US5522674 *May 22, 1995Jun 4, 1996American Boat And Skimmer CompanySelf-inflatable containment boom and method of making
US6526904 *Aug 1, 2001Mar 4, 2003Kelton ListonSemi-rigid pontoon
US6672800 *Feb 22, 2002Jan 6, 2004The United States Of America As Represented By The Secretary Of The NavyPortable flood control revetment
US7172367Dec 9, 2003Feb 6, 2007James JeoryInflatable hose system
US7563364 *Jul 21, 2009Shaw Mark DCurb inlet filter
US7828146Nov 9, 2010Sealed Air Corporation (Us)Inflatable containers

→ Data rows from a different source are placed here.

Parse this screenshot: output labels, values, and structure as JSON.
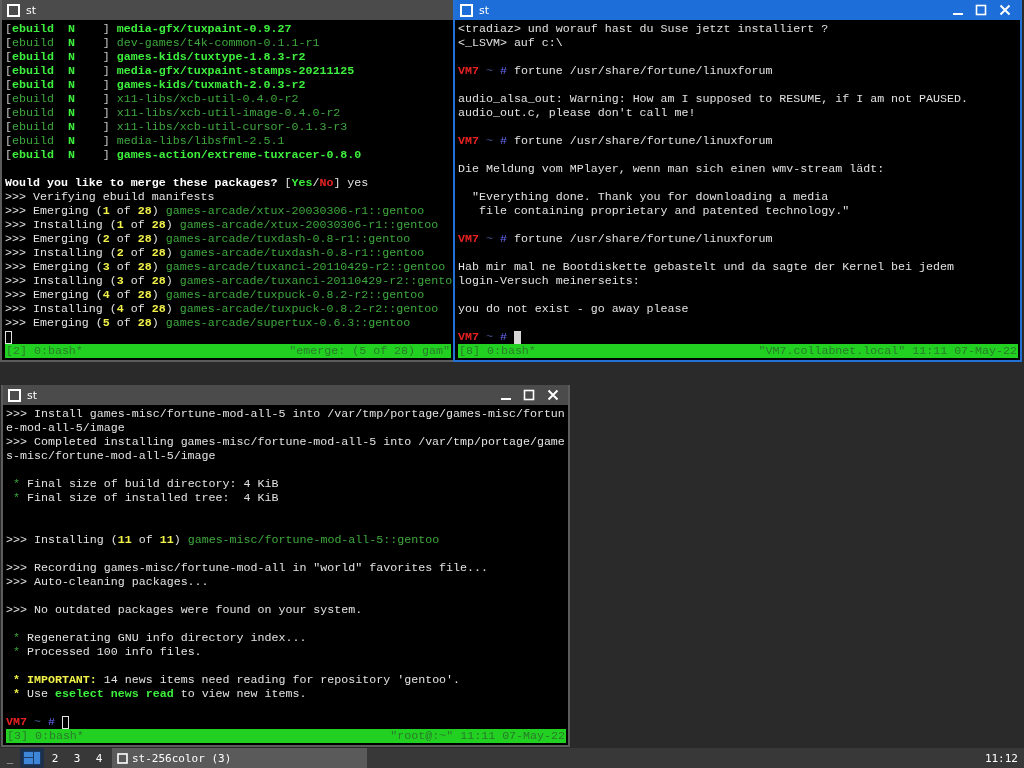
{
  "windows": [
    {
      "title": "st",
      "active": false,
      "title_buttons": false,
      "lines": [
        {
          "kind": "text",
          "segments": [
            {
              "text": "[",
              "kind": "grey"
            },
            {
              "text": "ebuild",
              "kind": "green_bold"
            },
            {
              "text": "  N",
              "kind": "green_bold"
            },
            {
              "text": "    ] ",
              "kind": "grey"
            },
            {
              "text": "media-gfx/tuxpaint-0.9.27",
              "kind": "green_bold"
            }
          ]
        },
        {
          "kind": "text",
          "segments": [
            {
              "text": "[",
              "kind": "grey"
            },
            {
              "text": "ebuild",
              "kind": "green"
            },
            {
              "text": "  N",
              "kind": "green_bold"
            },
            {
              "text": "    ] ",
              "kind": "grey"
            },
            {
              "text": "dev-games/t4k-common-0.1.1-r1",
              "kind": "green"
            }
          ]
        },
        {
          "kind": "text",
          "segments": [
            {
              "text": "[",
              "kind": "grey"
            },
            {
              "text": "ebuild",
              "kind": "green_bold"
            },
            {
              "text": "  N",
              "kind": "green_bold"
            },
            {
              "text": "    ] ",
              "kind": "grey"
            },
            {
              "text": "games-kids/tuxtype-1.8.3-r2",
              "kind": "green_bold"
            }
          ]
        },
        {
          "kind": "text",
          "segments": [
            {
              "text": "[",
              "kind": "grey"
            },
            {
              "text": "ebuild",
              "kind": "green_bold"
            },
            {
              "text": "  N",
              "kind": "green_bold"
            },
            {
              "text": "    ] ",
              "kind": "grey"
            },
            {
              "text": "media-gfx/tuxpaint-stamps-20211125",
              "kind": "green_bold"
            }
          ]
        },
        {
          "kind": "text",
          "segments": [
            {
              "text": "[",
              "kind": "grey"
            },
            {
              "text": "ebuild",
              "kind": "green_bold"
            },
            {
              "text": "  N",
              "kind": "green_bold"
            },
            {
              "text": "    ] ",
              "kind": "grey"
            },
            {
              "text": "games-kids/tuxmath-2.0.3-r2",
              "kind": "green_bold"
            }
          ]
        },
        {
          "kind": "text",
          "segments": [
            {
              "text": "[",
              "kind": "grey"
            },
            {
              "text": "ebuild",
              "kind": "green"
            },
            {
              "text": "  N",
              "kind": "green_bold"
            },
            {
              "text": "    ] ",
              "kind": "grey"
            },
            {
              "text": "x11-libs/xcb-util-0.4.0-r2",
              "kind": "green"
            }
          ]
        },
        {
          "kind": "text",
          "segments": [
            {
              "text": "[",
              "kind": "grey"
            },
            {
              "text": "ebuild",
              "kind": "green"
            },
            {
              "text": "  N",
              "kind": "green_bold"
            },
            {
              "text": "    ] ",
              "kind": "grey"
            },
            {
              "text": "x11-libs/xcb-util-image-0.4.0-r2",
              "kind": "green"
            }
          ]
        },
        {
          "kind": "text",
          "segments": [
            {
              "text": "[",
              "kind": "grey"
            },
            {
              "text": "ebuild",
              "kind": "green"
            },
            {
              "text": "  N",
              "kind": "green_bold"
            },
            {
              "text": "    ] ",
              "kind": "grey"
            },
            {
              "text": "x11-libs/xcb-util-cursor-0.1.3-r3",
              "kind": "green"
            }
          ]
        },
        {
          "kind": "text",
          "segments": [
            {
              "text": "[",
              "kind": "grey"
            },
            {
              "text": "ebuild",
              "kind": "green"
            },
            {
              "text": "  N",
              "kind": "green_bold"
            },
            {
              "text": "    ] ",
              "kind": "grey"
            },
            {
              "text": "media-libs/libsfml-2.5.1",
              "kind": "green"
            }
          ]
        },
        {
          "kind": "text",
          "segments": [
            {
              "text": "[",
              "kind": "grey"
            },
            {
              "text": "ebuild",
              "kind": "green_bold"
            },
            {
              "text": "  N",
              "kind": "green_bold"
            },
            {
              "text": "    ] ",
              "kind": "grey"
            },
            {
              "text": "games-action/extreme-tuxracer-0.8.0",
              "kind": "green_bold"
            }
          ]
        },
        {
          "kind": "blank"
        },
        {
          "kind": "text",
          "segments": [
            {
              "text": "Would you like to merge these packages? ",
              "kind": "bold"
            },
            {
              "text": "[",
              "kind": "plain"
            },
            {
              "text": "Yes",
              "kind": "green_bold"
            },
            {
              "text": "/",
              "kind": "plain"
            },
            {
              "text": "No",
              "kind": "red_bold"
            },
            {
              "text": "] yes",
              "kind": "plain"
            }
          ]
        },
        {
          "kind": "text",
          "segments": [
            {
              "text": ">>> Verifying ebuild manifests",
              "kind": "plain"
            }
          ]
        },
        {
          "kind": "text",
          "segments": [
            {
              "text": ">>> Emerging (",
              "kind": "plain"
            },
            {
              "text": "1",
              "kind": "yellow_bold"
            },
            {
              "text": " of ",
              "kind": "plain"
            },
            {
              "text": "28",
              "kind": "yellow_bold"
            },
            {
              "text": ") ",
              "kind": "plain"
            },
            {
              "text": "games-arcade/xtux-20030306-r1::gentoo",
              "kind": "green"
            }
          ]
        },
        {
          "kind": "text",
          "segments": [
            {
              "text": ">>> Installing (",
              "kind": "plain"
            },
            {
              "text": "1",
              "kind": "yellow_bold"
            },
            {
              "text": " of ",
              "kind": "plain"
            },
            {
              "text": "28",
              "kind": "yellow_bold"
            },
            {
              "text": ") ",
              "kind": "plain"
            },
            {
              "text": "games-arcade/xtux-20030306-r1::gentoo",
              "kind": "green"
            }
          ]
        },
        {
          "kind": "text",
          "segments": [
            {
              "text": ">>> Emerging (",
              "kind": "plain"
            },
            {
              "text": "2",
              "kind": "yellow_bold"
            },
            {
              "text": " of ",
              "kind": "plain"
            },
            {
              "text": "28",
              "kind": "yellow_bold"
            },
            {
              "text": ") ",
              "kind": "plain"
            },
            {
              "text": "games-arcade/tuxdash-0.8-r1::gentoo",
              "kind": "green"
            }
          ]
        },
        {
          "kind": "text",
          "segments": [
            {
              "text": ">>> Installing (",
              "kind": "plain"
            },
            {
              "text": "2",
              "kind": "yellow_bold"
            },
            {
              "text": " of ",
              "kind": "plain"
            },
            {
              "text": "28",
              "kind": "yellow_bold"
            },
            {
              "text": ") ",
              "kind": "plain"
            },
            {
              "text": "games-arcade/tuxdash-0.8-r1::gentoo",
              "kind": "green"
            }
          ]
        },
        {
          "kind": "text",
          "segments": [
            {
              "text": ">>> Emerging (",
              "kind": "plain"
            },
            {
              "text": "3",
              "kind": "yellow_bold"
            },
            {
              "text": " of ",
              "kind": "plain"
            },
            {
              "text": "28",
              "kind": "yellow_bold"
            },
            {
              "text": ") ",
              "kind": "plain"
            },
            {
              "text": "games-arcade/tuxanci-20110429-r2::gentoo",
              "kind": "green"
            }
          ]
        },
        {
          "kind": "text",
          "segments": [
            {
              "text": ">>> Installing (",
              "kind": "plain"
            },
            {
              "text": "3",
              "kind": "yellow_bold"
            },
            {
              "text": " of ",
              "kind": "plain"
            },
            {
              "text": "28",
              "kind": "yellow_bold"
            },
            {
              "text": ") ",
              "kind": "plain"
            },
            {
              "text": "games-arcade/tuxanci-20110429-r2::gento",
              "kind": "green"
            }
          ]
        },
        {
          "kind": "text",
          "segments": [
            {
              "text": ">>> Emerging (",
              "kind": "plain"
            },
            {
              "text": "4",
              "kind": "yellow_bold"
            },
            {
              "text": " of ",
              "kind": "plain"
            },
            {
              "text": "28",
              "kind": "yellow_bold"
            },
            {
              "text": ") ",
              "kind": "plain"
            },
            {
              "text": "games-arcade/tuxpuck-0.8.2-r2::gentoo",
              "kind": "green"
            }
          ]
        },
        {
          "kind": "text",
          "segments": [
            {
              "text": ">>> Installing (",
              "kind": "plain"
            },
            {
              "text": "4",
              "kind": "yellow_bold"
            },
            {
              "text": " of ",
              "kind": "plain"
            },
            {
              "text": "28",
              "kind": "yellow_bold"
            },
            {
              "text": ") ",
              "kind": "plain"
            },
            {
              "text": "games-arcade/tuxpuck-0.8.2-r2::gentoo",
              "kind": "green"
            }
          ]
        },
        {
          "kind": "text",
          "segments": [
            {
              "text": ">>> Emerging (",
              "kind": "plain"
            },
            {
              "text": "5",
              "kind": "yellow_bold"
            },
            {
              "text": " of ",
              "kind": "plain"
            },
            {
              "text": "28",
              "kind": "yellow_bold"
            },
            {
              "text": ") ",
              "kind": "plain"
            },
            {
              "text": "games-arcade/supertux-0.6.3::gentoo",
              "kind": "green"
            }
          ]
        },
        {
          "kind": "cursor"
        }
      ],
      "status_left": "[2] 0:bash*",
      "status_right": "\"emerge: (5 of 28) gam\""
    },
    {
      "title": "st",
      "active": true,
      "title_buttons": true,
      "lines": [
        {
          "kind": "text",
          "segments": [
            {
              "text": "<tradiaz> und worauf hast du Suse jetzt installiert ?",
              "kind": "plain"
            }
          ]
        },
        {
          "kind": "text",
          "segments": [
            {
              "text": "<_LSVM> auf c:\\",
              "kind": "plain"
            }
          ]
        },
        {
          "kind": "blank"
        },
        {
          "kind": "text",
          "segments": [
            {
              "text": "VM7",
              "kind": "red_bold"
            },
            {
              "text": " ~",
              "kind": "tilde"
            },
            {
              "text": " #",
              "kind": "hash"
            },
            {
              "text": " fortune /usr/share/fortune/linuxforum",
              "kind": "plain"
            }
          ]
        },
        {
          "kind": "blank"
        },
        {
          "kind": "text",
          "segments": [
            {
              "text": "audio_alsa_out: Warning: How am I supposed to RESUME, if I am not PAUSED.",
              "kind": "plain"
            }
          ]
        },
        {
          "kind": "text",
          "segments": [
            {
              "text": "audio_out.c, please don't call me!",
              "kind": "plain"
            }
          ]
        },
        {
          "kind": "blank"
        },
        {
          "kind": "text",
          "segments": [
            {
              "text": "VM7",
              "kind": "red_bold"
            },
            {
              "text": " ~",
              "kind": "tilde"
            },
            {
              "text": " #",
              "kind": "hash"
            },
            {
              "text": " fortune /usr/share/fortune/linuxforum",
              "kind": "plain"
            }
          ]
        },
        {
          "kind": "blank"
        },
        {
          "kind": "text",
          "segments": [
            {
              "text": "Die Meldung vom MPlayer, wenn man sich einen wmv-stream lädt:",
              "kind": "plain"
            }
          ]
        },
        {
          "kind": "blank"
        },
        {
          "kind": "text",
          "segments": [
            {
              "text": "  \"Everything done. Thank you for downloading a media",
              "kind": "plain"
            }
          ]
        },
        {
          "kind": "text",
          "segments": [
            {
              "text": "   file containing proprietary and patented technology.\"",
              "kind": "plain"
            }
          ]
        },
        {
          "kind": "blank"
        },
        {
          "kind": "text",
          "segments": [
            {
              "text": "VM7",
              "kind": "red_bold"
            },
            {
              "text": " ~",
              "kind": "tilde"
            },
            {
              "text": " #",
              "kind": "hash"
            },
            {
              "text": " fortune /usr/share/fortune/linuxforum",
              "kind": "plain"
            }
          ]
        },
        {
          "kind": "blank"
        },
        {
          "kind": "text",
          "segments": [
            {
              "text": "Hab mir mal ne Bootdiskette gebastelt und da sagte der Kernel bei jedem",
              "kind": "plain"
            }
          ]
        },
        {
          "kind": "text",
          "segments": [
            {
              "text": "login-Versuch meinerseits:",
              "kind": "plain"
            }
          ]
        },
        {
          "kind": "blank"
        },
        {
          "kind": "text",
          "segments": [
            {
              "text": "you do not exist - go away please",
              "kind": "plain"
            }
          ]
        },
        {
          "kind": "blank"
        },
        {
          "kind": "cursor",
          "segments": [
            {
              "text": "VM7",
              "kind": "red_bold"
            },
            {
              "text": " ~",
              "kind": "tilde"
            },
            {
              "text": " #",
              "kind": "hash"
            }
          ]
        }
      ],
      "status_left": "[8] 0:bash*",
      "status_right": "\"VM7.collabnet.local\" 11:11 07-May-22"
    },
    {
      "title": "st",
      "active": false,
      "title_buttons": true,
      "lines": [
        {
          "kind": "text",
          "segments": [
            {
              "text": ">>> Install games-misc/fortune-mod-all-5 into /var/tmp/portage/games-misc/fortun",
              "kind": "plain"
            }
          ]
        },
        {
          "kind": "text",
          "segments": [
            {
              "text": "e-mod-all-5/image",
              "kind": "plain"
            }
          ]
        },
        {
          "kind": "text",
          "segments": [
            {
              "text": ">>> Completed installing games-misc/fortune-mod-all-5 into /var/tmp/portage/game",
              "kind": "plain"
            }
          ]
        },
        {
          "kind": "text",
          "segments": [
            {
              "text": "s-misc/fortune-mod-all-5/image",
              "kind": "plain"
            }
          ]
        },
        {
          "kind": "blank"
        },
        {
          "kind": "text",
          "segments": [
            {
              "text": " *",
              "kind": "green"
            },
            {
              "text": " Final size of build directory: 4 KiB",
              "kind": "plain"
            }
          ]
        },
        {
          "kind": "text",
          "segments": [
            {
              "text": " *",
              "kind": "green"
            },
            {
              "text": " Final size of installed tree:  4 KiB",
              "kind": "plain"
            }
          ]
        },
        {
          "kind": "blank"
        },
        {
          "kind": "blank"
        },
        {
          "kind": "text",
          "segments": [
            {
              "text": ">>> Installing (",
              "kind": "plain"
            },
            {
              "text": "11",
              "kind": "yellow_bold"
            },
            {
              "text": " of ",
              "kind": "plain"
            },
            {
              "text": "11",
              "kind": "yellow_bold"
            },
            {
              "text": ") ",
              "kind": "plain"
            },
            {
              "text": "games-misc/fortune-mod-all-5::gentoo",
              "kind": "green"
            }
          ]
        },
        {
          "kind": "blank"
        },
        {
          "kind": "text",
          "segments": [
            {
              "text": ">>> Recording games-misc/fortune-mod-all in \"world\" favorites file...",
              "kind": "plain"
            }
          ]
        },
        {
          "kind": "text",
          "segments": [
            {
              "text": ">>> Auto-cleaning packages...",
              "kind": "plain"
            }
          ]
        },
        {
          "kind": "blank"
        },
        {
          "kind": "text",
          "segments": [
            {
              "text": ">>> No outdated packages were found on your system.",
              "kind": "plain"
            }
          ]
        },
        {
          "kind": "blank"
        },
        {
          "kind": "text",
          "segments": [
            {
              "text": " *",
              "kind": "green"
            },
            {
              "text": " Regenerating GNU info directory index...",
              "kind": "plain"
            }
          ]
        },
        {
          "kind": "text",
          "segments": [
            {
              "text": " *",
              "kind": "green"
            },
            {
              "text": " Processed 100 info files.",
              "kind": "plain"
            }
          ]
        },
        {
          "kind": "blank"
        },
        {
          "kind": "text",
          "segments": [
            {
              "text": " *",
              "kind": "yellow_bold"
            },
            {
              "text": " IMPORTANT:",
              "kind": "yellow_bold"
            },
            {
              "text": " 14 news items need reading for repository 'gentoo'.",
              "kind": "plain"
            }
          ]
        },
        {
          "kind": "text",
          "segments": [
            {
              "text": " *",
              "kind": "yellow_bold"
            },
            {
              "text": " Use ",
              "kind": "plain"
            },
            {
              "text": "eselect news read",
              "kind": "green_bold"
            },
            {
              "text": " to view new items.",
              "kind": "plain"
            }
          ]
        },
        {
          "kind": "blank"
        },
        {
          "kind": "cursor",
          "segments": [
            {
              "text": "VM7",
              "kind": "red_bold"
            },
            {
              "text": " ~",
              "kind": "tilde"
            },
            {
              "text": " #",
              "kind": "hash"
            }
          ]
        }
      ],
      "status_left": "[3] 0:bash*",
      "status_right": "\"root@:~\" 11:11 07-May-22"
    }
  ],
  "taskbar": {
    "menu_glyph": "_",
    "workspaces": [
      {
        "selected": true
      },
      {
        "label": "2",
        "selected": false
      },
      {
        "label": "3",
        "selected": false
      },
      {
        "label": "4",
        "selected": false
      }
    ],
    "task": "st-256color (3)",
    "clock": "11:12"
  }
}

US8297884 *Oct 30, 2012Jon KhachaturianFloating security barrier
US9206575 *Oct 12, 2010Dec 8, 2015Michael T. D. MillerOnboard oil containment system
US20040165954 *Dec 9, 2003Aug 26, 2004James JeoryInflatable hose system
US20060201960 *Mar 10, 2006Sep 14, 2006Sealed Air Corporation (Us)Inflatable containers
US20070056647 *Sep 6, 2006Mar 15, 2007Sealed Air Corporation (Us)Flexible valves
US20080156713 *Dec 20, 2007Jul 3, 2008Shaw Mark DCurb inlet filter
US20110009147 *Feb 12, 2009Jan 13, 2011Nec CorporationRadio resource control method, radio station apparatus, recording medium storing radio station control program, and radio communication system
US20110318109 *Oct 12, 2010Dec 29, 2011Miller Michael T DOnboard oil containment system
CN103362109A *Apr 1, 2012Oct 23, 2013中国科学院水生生物研究所Cofferdam device capable of resisting to high wind waves and intercepting bloom-forming cyanobacteria
WO1992000422A1 *Jun 27, 1991Jan 9, 1992Brunhoff Frederic PDetachable boom and method for its use
WO2002101155A1 *Jun 12, 2001Dec 19, 2002Jeory, Christine, PatriciaAn inflatable hose system
WO2005042851A2Nov 4, 2004May 12, 2005Boris MuvrinStably tighted self-rising boom used for sea protection in tanker ports
U.S. Classification405/69, 405/72
International ClassificationE02B15/06, E02B15/04
Cooperative ClassificationE02B15/0871, E02B15/0885, E02B15/0814, E02B15/08
European ClassificationE02B15/08, E02B15/08J2B, E02B15/08C, E02B15/08J6
Legal Events
Jan 6, 1986ASAssignment
Effective date: 19851217
Aug 15, 1990FPAYFee payment
Year of fee payment: 4
Aug 22, 1994FPAYFee payment
Year of fee payment: 8
Sep 24, 1998FPAYFee payment
Year of fee payment: 12